The Last Letter
|"The Last Letter"|
|Single by Rex Griffin|
|B-side||"Over the River"|
|Format||10" single (Decca-5383)|
|Recorded||May 13, 1937|
"The Last Letter" is a song written by country music singer Rex Griffin. Griffin wrote the song in 1937, after he was left by his wife. The song tells through a suicidal letter the feelings of an older man who is left by his young wife. The song, released on Decca Records became a hit for Griffin
A standard of country music, the tune was covered by diverse acts. Jimmie Davis' 1939 version became a hit, while it was covered by diverse country acts.
Writing and original recording
In 1937, singer-songwriter Rex Griffin wrote "The Last Letter" while he was living in New Orleans, Louisiana. He was inspired to write the song after he was left by his wife. The lyrics told the story of a suicide letter written by a common man directed to a woman seeking a rich husband and the finer things in life. It described his bitterness, and pain for the end of their romance. The song probably inspired Hank Williams's similar "Mansion On The Hill."
Griffin recorded "The Last Letter" during a New York session on May 13, 1937. The single, backed with "Over the River" on the flipside was released the same year on Decca Records. Despite that "The Last Letter" turned into a hit, the poor sales of Griffin caused his dismissal by the label. The song became later considered a standard of Country music. Griffin wrote and recorded a sequel called "Answer To The Last Letter" in 1939.
In 1963, Ernest Tubb recorded a cover version for his Rex Griffin tribute album Just Call Me Lonesome. The song was recorded at Bradley's Barn Studio on April 19, 1962, produced by Owen Bradley Tubb, who was influenced by Griffin, had originally learned the song and others by Griffin that he would often perform. Both singers toured together, remaining friend until Griffin's death in 1958. The same year, Willie Nelson recorded the song. Capitol Records released the song as the flipside of the single "Half a Man".

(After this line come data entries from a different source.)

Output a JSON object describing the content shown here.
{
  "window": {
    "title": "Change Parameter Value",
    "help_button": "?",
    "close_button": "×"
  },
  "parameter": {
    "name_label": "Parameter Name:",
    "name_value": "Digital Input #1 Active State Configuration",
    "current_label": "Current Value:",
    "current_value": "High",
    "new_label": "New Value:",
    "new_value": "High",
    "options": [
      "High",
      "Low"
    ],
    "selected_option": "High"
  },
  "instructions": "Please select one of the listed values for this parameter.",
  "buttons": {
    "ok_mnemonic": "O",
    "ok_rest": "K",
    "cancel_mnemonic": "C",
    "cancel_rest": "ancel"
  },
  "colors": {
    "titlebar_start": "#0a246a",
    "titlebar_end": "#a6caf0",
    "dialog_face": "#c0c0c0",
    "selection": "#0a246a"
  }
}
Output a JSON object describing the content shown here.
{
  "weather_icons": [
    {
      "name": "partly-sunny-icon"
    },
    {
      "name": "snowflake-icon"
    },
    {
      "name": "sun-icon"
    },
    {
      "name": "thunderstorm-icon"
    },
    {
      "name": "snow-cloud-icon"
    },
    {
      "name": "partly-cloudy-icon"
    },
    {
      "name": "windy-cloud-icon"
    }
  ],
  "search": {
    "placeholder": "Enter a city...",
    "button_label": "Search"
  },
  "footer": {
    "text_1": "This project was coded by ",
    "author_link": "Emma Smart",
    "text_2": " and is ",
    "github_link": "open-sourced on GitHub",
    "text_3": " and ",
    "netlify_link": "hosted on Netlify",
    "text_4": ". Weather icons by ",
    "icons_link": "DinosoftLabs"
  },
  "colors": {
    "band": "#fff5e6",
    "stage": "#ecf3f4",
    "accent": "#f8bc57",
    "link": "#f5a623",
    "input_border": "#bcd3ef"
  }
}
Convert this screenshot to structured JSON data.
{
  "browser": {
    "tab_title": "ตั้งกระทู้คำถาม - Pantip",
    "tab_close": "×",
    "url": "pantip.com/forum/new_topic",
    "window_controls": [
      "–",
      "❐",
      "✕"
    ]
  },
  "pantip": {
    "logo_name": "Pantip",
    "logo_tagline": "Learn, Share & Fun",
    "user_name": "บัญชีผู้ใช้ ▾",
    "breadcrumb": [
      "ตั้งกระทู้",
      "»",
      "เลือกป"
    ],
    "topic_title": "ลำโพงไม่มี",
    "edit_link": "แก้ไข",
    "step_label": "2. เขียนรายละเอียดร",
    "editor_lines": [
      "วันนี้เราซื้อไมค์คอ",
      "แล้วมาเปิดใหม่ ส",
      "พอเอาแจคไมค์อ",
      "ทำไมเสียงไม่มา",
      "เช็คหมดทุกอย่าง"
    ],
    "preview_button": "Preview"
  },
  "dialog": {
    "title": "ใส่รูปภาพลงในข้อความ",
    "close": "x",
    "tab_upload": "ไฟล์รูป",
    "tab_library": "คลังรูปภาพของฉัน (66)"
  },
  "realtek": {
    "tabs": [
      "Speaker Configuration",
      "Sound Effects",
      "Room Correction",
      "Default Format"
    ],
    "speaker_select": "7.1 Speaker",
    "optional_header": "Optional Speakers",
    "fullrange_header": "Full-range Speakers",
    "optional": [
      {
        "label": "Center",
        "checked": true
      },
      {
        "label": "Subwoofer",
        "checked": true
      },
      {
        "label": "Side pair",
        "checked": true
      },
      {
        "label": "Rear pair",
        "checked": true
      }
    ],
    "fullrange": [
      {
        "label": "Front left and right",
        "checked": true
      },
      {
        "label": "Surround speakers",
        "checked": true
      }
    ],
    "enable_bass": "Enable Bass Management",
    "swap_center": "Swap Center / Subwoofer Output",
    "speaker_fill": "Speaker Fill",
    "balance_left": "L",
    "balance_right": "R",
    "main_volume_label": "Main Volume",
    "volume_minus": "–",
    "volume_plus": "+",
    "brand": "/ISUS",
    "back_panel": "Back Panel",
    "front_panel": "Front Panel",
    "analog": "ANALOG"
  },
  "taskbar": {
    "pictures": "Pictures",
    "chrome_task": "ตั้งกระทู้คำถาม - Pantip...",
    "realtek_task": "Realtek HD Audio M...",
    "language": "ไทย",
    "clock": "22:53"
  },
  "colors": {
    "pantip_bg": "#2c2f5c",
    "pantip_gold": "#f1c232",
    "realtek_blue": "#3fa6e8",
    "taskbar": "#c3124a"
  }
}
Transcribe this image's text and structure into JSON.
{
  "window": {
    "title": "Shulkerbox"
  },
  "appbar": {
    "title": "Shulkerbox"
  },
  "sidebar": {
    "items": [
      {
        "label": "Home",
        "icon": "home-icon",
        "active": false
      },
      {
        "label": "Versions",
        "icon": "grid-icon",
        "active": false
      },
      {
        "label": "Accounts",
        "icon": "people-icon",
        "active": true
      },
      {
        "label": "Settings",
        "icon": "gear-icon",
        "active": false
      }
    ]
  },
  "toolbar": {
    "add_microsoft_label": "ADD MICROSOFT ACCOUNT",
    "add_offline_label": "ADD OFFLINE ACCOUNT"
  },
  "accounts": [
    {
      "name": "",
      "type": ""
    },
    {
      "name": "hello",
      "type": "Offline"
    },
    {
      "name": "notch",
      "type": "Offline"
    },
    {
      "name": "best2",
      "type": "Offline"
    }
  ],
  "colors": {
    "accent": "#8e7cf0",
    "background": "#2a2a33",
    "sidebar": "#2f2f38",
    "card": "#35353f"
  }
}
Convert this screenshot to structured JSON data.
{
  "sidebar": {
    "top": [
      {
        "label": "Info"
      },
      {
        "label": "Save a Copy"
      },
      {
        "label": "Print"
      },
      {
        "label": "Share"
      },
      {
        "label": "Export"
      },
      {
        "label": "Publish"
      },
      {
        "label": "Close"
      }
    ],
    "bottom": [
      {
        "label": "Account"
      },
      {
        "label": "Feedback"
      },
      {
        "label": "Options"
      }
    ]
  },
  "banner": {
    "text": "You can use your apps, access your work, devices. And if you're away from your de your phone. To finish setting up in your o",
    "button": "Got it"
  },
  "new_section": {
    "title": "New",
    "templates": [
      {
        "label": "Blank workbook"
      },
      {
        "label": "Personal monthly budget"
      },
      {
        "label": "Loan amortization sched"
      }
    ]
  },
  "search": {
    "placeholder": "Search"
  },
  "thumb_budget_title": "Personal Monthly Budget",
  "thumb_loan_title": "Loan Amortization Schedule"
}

The following year, Jack Greene released his version of the song on the album Ernest Tubb Presents the Texas Troubadours, becoming after its success a solo act. "The Last Letter" was also covered by Waylon Jennings, Merle Haggard and Glen Campbell.
- Pugh, Ronnie 1988, p. 74.
- Wolff, Kurt 2000, p. 118.
- Tosches, Nick 2009, p. 63.
- Erlewine, Stephen Thomas; Bogdanov, Vladimir; Woodstra Chris 2003, p. 297.
- Sachs, Bill 1958, p. 6.
- Larkin, Collin 1998, p. 177.
- Pugh, Ronnie 1998, p. 275, 404–405.
- Pugh, Ronnie 1998, p. 74–75.
- Billboard staff 1963, p. 24.
- Pugh, Ronnie 1998, p. 275.
- Billboard staff (1963). "Singles Review". Billboard. Nielsen Business Media, Inc. 75 (3). ISSN 0006-2510.
- Erlewine, Stephen Thomas; Bogdanov, Vladimir; Woodstra Chris (2003). All Music Guide to Country: The Definitive Guide to Country Music. ISBN 978-0-87930-760-8.
- Escott, Colin; Merritt, George; MacEwen, William (1994). Hank Williams: The Biography. Hachette Digital, Inc. p. 307. ISBN 0-316-24986-6.
- Larkin, Collin (1998). The Virgin Encyclopedia of Country Music. Indiana University. ISBN 978-0-7535-0236-5.
- Pugh, Ronnie (1988). "Rex Griffin: Passing on the Rodgers Legacy". Mid-America Folklore. Ozark States Folklore Society and the English Department, Southwest Missouri State University. 16–17.
- Tosches, Nick (2009). "Country: The Twisted Roots of Rock 'n' Roll". Da Capo Press. ISBN 978-0-7867-5098-6.
- Pugh, Ronnie (1998). Ernest Tubb: The Texas Troubadour. Duke University Press. ISBN 978-0-8223-2190-3.
- Sachs, Bill (1958). "Folk Talent & Tunes". Billboard. Nielsen Business Media, Inc. 70 (48). ISSN 0006-2510.
- Wolff, Kurt (2000). Country Music: The Rough Guide. Rough Guides. ISBN 978-1-85828-534-4.